Fire spread can be characterized as a continuous sequence of ignitions. Ignition is a local phenomenon, governed by complex interactions between fuel and environment. Seemingly insignificant changes in vegetation orientation or spacing can significantly affect the ignition process and result in fire either bridging a gap in fuels or extinguishing at the gap boundary. This study seeks to improve understanding of ignition by exploring the physics underlying fire’s response to gaps in vegetation under the influence of varying wind and fuel characteristics.
Land management agencies recognize that vegetation and environmental heterogeneity collectively drive fire behavior and fire effects on soil and plants. The interactions between energy transport in wildland fires and the spatial distribution of fuels and wind are complex. While intuition and anecdotal observations provide some guidance, the current state of wildland fire science lacks full understanding of the dependency between fire and the spatial distribution of wind and fuels. Improved understanding of how fire responds to changes in vegetation type and density combined with wind and topography would improve the ability of the fire science community to effectively model fire behavior and the capability of operational fire managers to use fire as a land management tool.
- Conduct a series of laboratory experiments in find dead fuels (e.g. pine needles) exploring the how and when fire bridges artificially created gaps in surface fuels and the effects of fuel-free areas (i.e. patches) on relative rate of spread.
- Complete a series of field burns in naturally occurring fuels in closed and open forest canopies again with artificially created gaps in vegetation.
- Develop a statistical model predicting the probability of fuel break effectiveness for various environmental conditions.
- Compare research findings against a heat transfer-based fire-atmosphere model.
- Develop guidelines for operational fire management.
- Develop a summary of research findings within the context of fire model improvements.

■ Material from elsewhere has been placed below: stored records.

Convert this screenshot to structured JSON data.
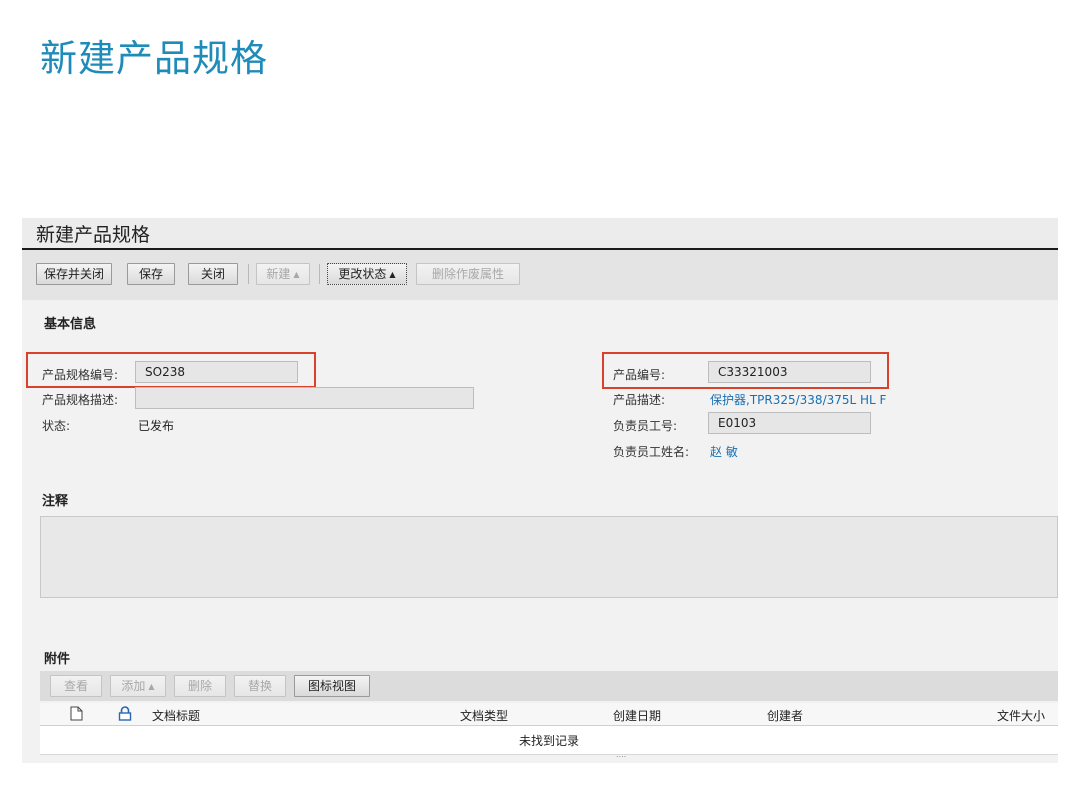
{
  "slide_title": "新建产品规格",
  "window": {
    "title": "新建产品规格"
  },
  "toolbar": {
    "save_close": "保存并关闭",
    "save": "保存",
    "close": "关闭",
    "new": "新建",
    "change_status": "更改状态",
    "delete_attr": "删除作废属性"
  },
  "basic_info": {
    "title": "基本信息",
    "spec_no_label": "产品规格编号:",
    "spec_no_value": "SO238",
    "spec_desc_label": "产品规格描述:",
    "spec_desc_value": "",
    "status_label": "状态:",
    "status_value": "已发布",
    "product_no_label": "产品编号:",
    "product_no_value": "C33321003",
    "product_desc_label": "产品描述:",
    "product_desc_value": "保护器,TPR325/338/375L HL F",
    "owner_id_label": "负责员工号:",
    "owner_id_value": "E0103",
    "owner_name_label": "负责员工姓名:",
    "owner_name_value": "赵 敏"
  },
  "notes": {
    "title": "注释"
  },
  "attachments": {
    "title": "附件",
    "view": "查看",
    "add": "添加",
    "delete": "删除",
    "replace": "替换",
    "icon_view": "图标视图",
    "columns": [
      "文档标题",
      "文档类型",
      "创建日期",
      "创建者",
      "文件大小"
    ],
    "empty": "未找到记录",
    "footer_dots": "...."
  },
  "icons": [
    "document-icon",
    "lock-icon"
  ],
  "colors": {
    "title": "#1e8bb8",
    "highlight": "#d9412b",
    "link": "#1a6fb0"
  }
}
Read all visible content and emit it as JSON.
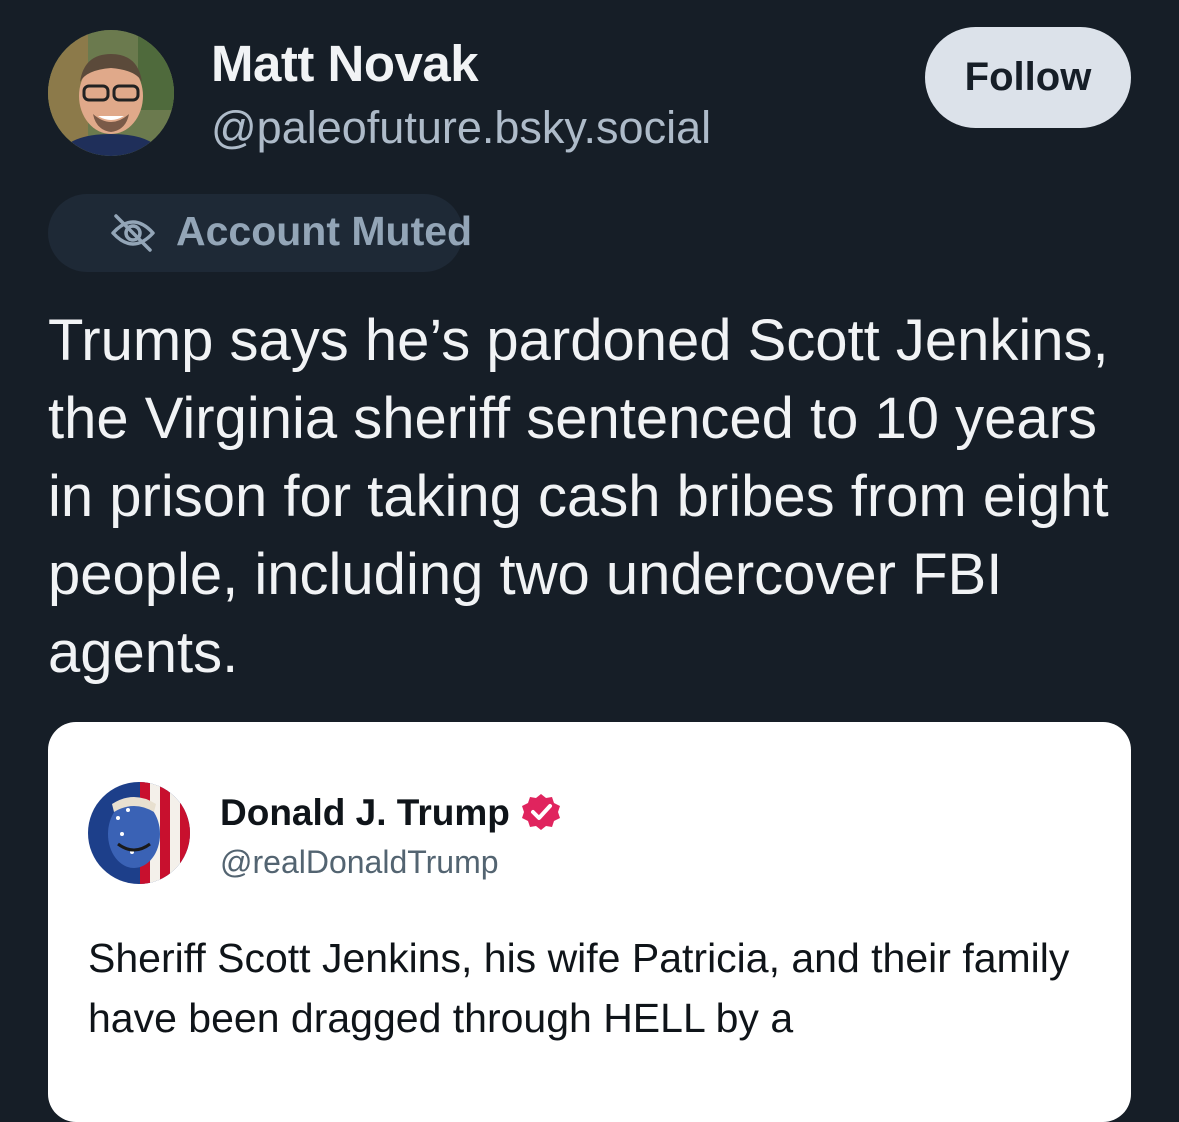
{
  "author": {
    "display_name": "Matt Novak",
    "handle": "@paleofuture.bsky.social"
  },
  "follow_label": "Follow",
  "muted_badge": {
    "icon": "eye-slash-icon",
    "label": "Account Muted"
  },
  "post": {
    "text": "Trump says he’s pardoned Scott Jenkins, the Virginia sheriff sentenced to 10 years in prison for taking cash bribes from eight people, including two undercover FBI agents."
  },
  "embed": {
    "display_name": "Donald J. Trump",
    "verified_icon": "verified-badge-icon",
    "handle": "@realDonaldTrump",
    "text": "Sheriff Scott Jenkins, his wife Patricia, and their family have been dragged through HELL by a"
  },
  "colors": {
    "background": "#161e27",
    "primary_text": "#f1f3f5",
    "secondary_text": "#aebbc9",
    "follow_button_bg": "#dce2ea",
    "muted_pill_bg": "#1e2936",
    "muted_text": "#93a5b7",
    "verified_badge": "#e0245e"
  }
}
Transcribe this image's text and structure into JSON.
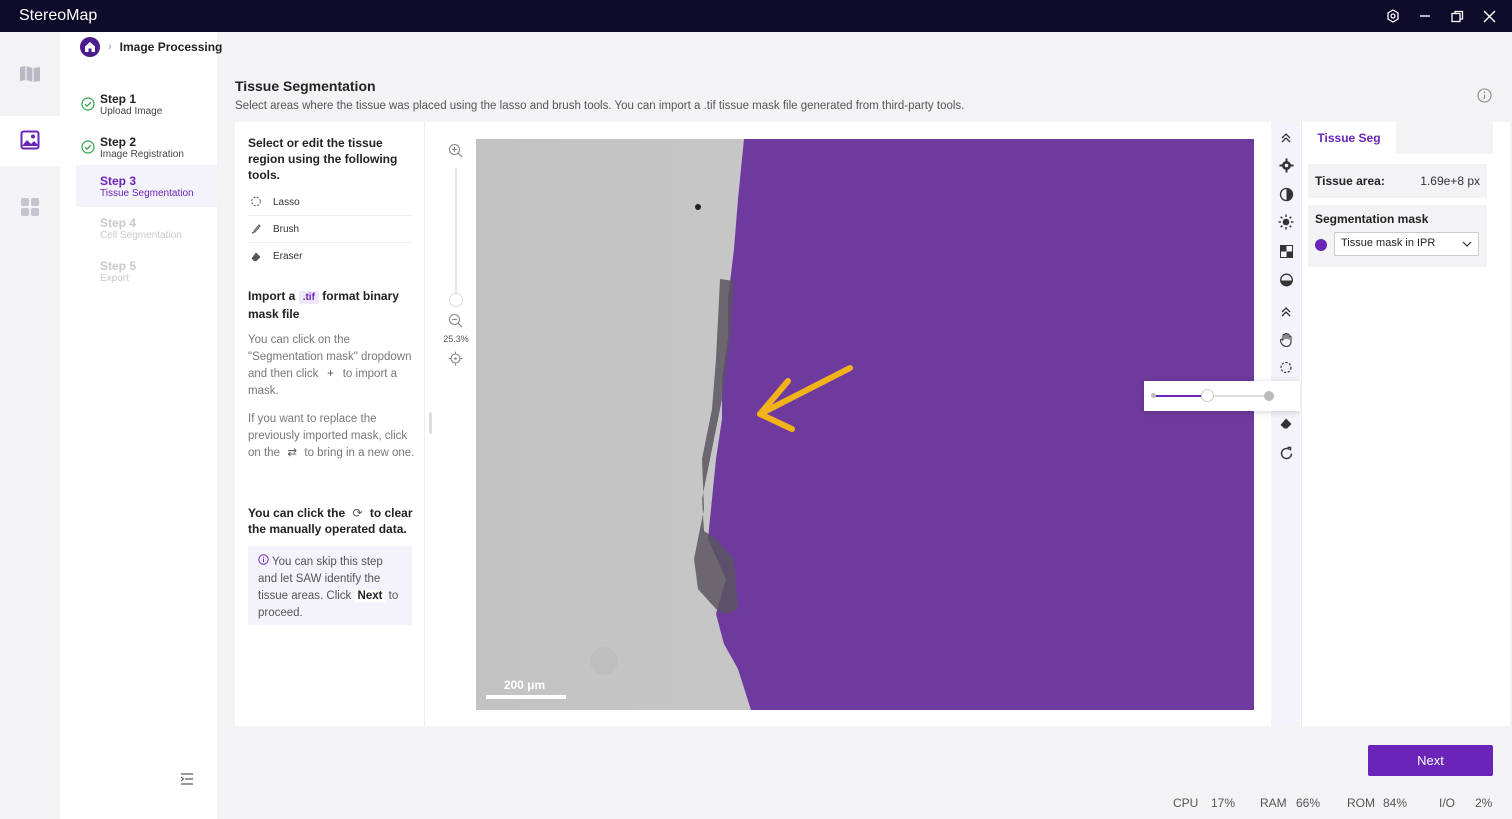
{
  "app": {
    "title": "StereoMap"
  },
  "breadcrumb": {
    "current": "Image Processing"
  },
  "steps": [
    {
      "title": "Step 1",
      "subtitle": "Upload Image",
      "state": "done"
    },
    {
      "title": "Step 2",
      "subtitle": "Image Registration",
      "state": "done"
    },
    {
      "title": "Step 3",
      "subtitle": "Tissue Segmentation",
      "state": "active"
    },
    {
      "title": "Step 4",
      "subtitle": "Cell Segmentation",
      "state": "disabled"
    },
    {
      "title": "Step 5",
      "subtitle": "Export",
      "state": "disabled"
    }
  ],
  "main": {
    "title": "Tissue Segmentation",
    "description": "Select areas where the tissue was placed using the lasso and brush tools. You can import a .tif tissue mask file generated from third-party tools."
  },
  "instructions": {
    "heading": "Select or edit the tissue region using the following tools.",
    "tools": [
      "Lasso",
      "Brush",
      "Eraser"
    ],
    "import_prefix": "Import a",
    "import_tag": ".tif",
    "import_suffix": "format binary mask file",
    "para1_a": "You can click on the \"Segmentation mask\" dropdown and then click",
    "para1_b": "to import a mask.",
    "para2_a": "If you want to replace the previously imported mask, click on the",
    "para2_b": "to bring in a new one.",
    "clear_a": "You can click the",
    "clear_b": "to clear the manually operated data.",
    "tip_a": "You can skip this step and let SAW identify the tissue areas. Click",
    "tip_next": "Next",
    "tip_b": "to proceed."
  },
  "viewer": {
    "zoom": "25.3%",
    "scale_label": "200 μm"
  },
  "brush_size": 0.45,
  "side": {
    "tab": "Tissue Seg",
    "area_label": "Tissue area:",
    "area_value": "1.69e+8 px",
    "mask_heading": "Segmentation mask",
    "mask_selected": "Tissue mask in IPR"
  },
  "next_label": "Next",
  "status": {
    "cpu_label": "CPU",
    "cpu": "17%",
    "ram_label": "RAM",
    "ram": "66%",
    "rom_label": "ROM",
    "rom": "84%",
    "io_label": "I/O",
    "io": "2%"
  },
  "colors": {
    "accent": "#6a24b8",
    "annotation_arrow": "#f2b21b",
    "tissue": "#6f3a9e"
  }
}
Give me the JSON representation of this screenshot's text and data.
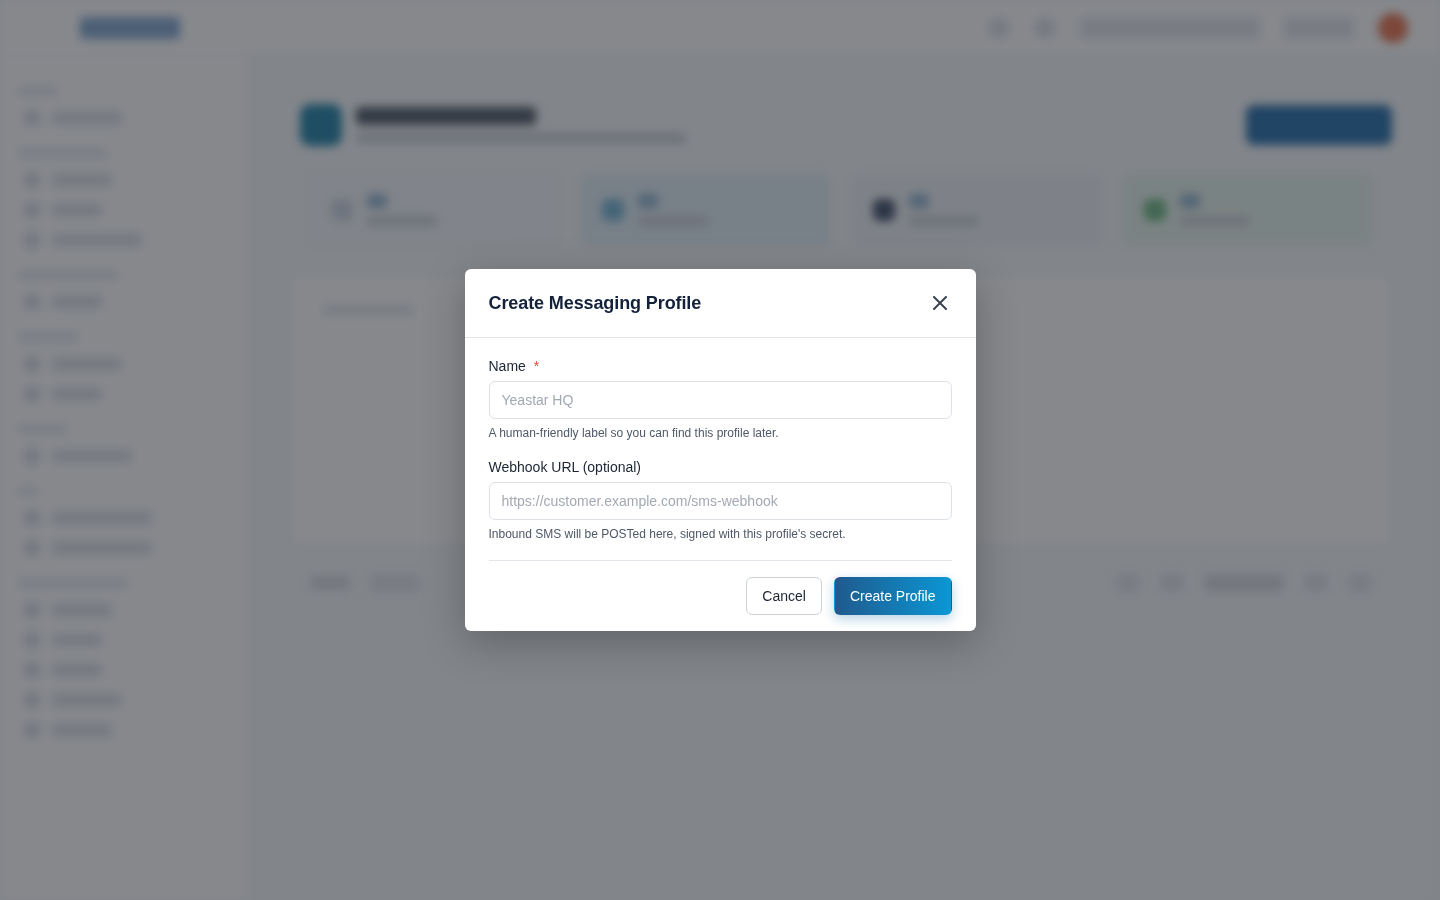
{
  "backdrop": {
    "blurred": true
  },
  "dialog": {
    "title": "Create Messaging Profile",
    "required_marker": "*",
    "fields": [
      {
        "label": "Name",
        "required": true,
        "placeholder": "Yeastar HQ",
        "help": "A human-friendly label so you can find this profile later."
      },
      {
        "label": "Webhook URL (optional)",
        "required": false,
        "placeholder": "https://customer.example.com/sms-webhook",
        "help": "Inbound SMS will be POSTed here, signed with this profile's secret."
      }
    ],
    "buttons": [
      {
        "label": "Cancel",
        "kind": "secondary"
      },
      {
        "label": "Create Profile",
        "kind": "primary"
      }
    ]
  }
}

This research has created a starting point to better understand fuel treatment methods, locations, fuel break effectiveness and ability to alter fire behavior. Future work will build on this foundational science through the recently funded ESTCP project: Multi-Agency Demonstration and Evaluation of Fuel Treatment Effectiveness in Discontinuous Fuels Using a Next Generation Physics-based Model to Support DoD Wildfire Management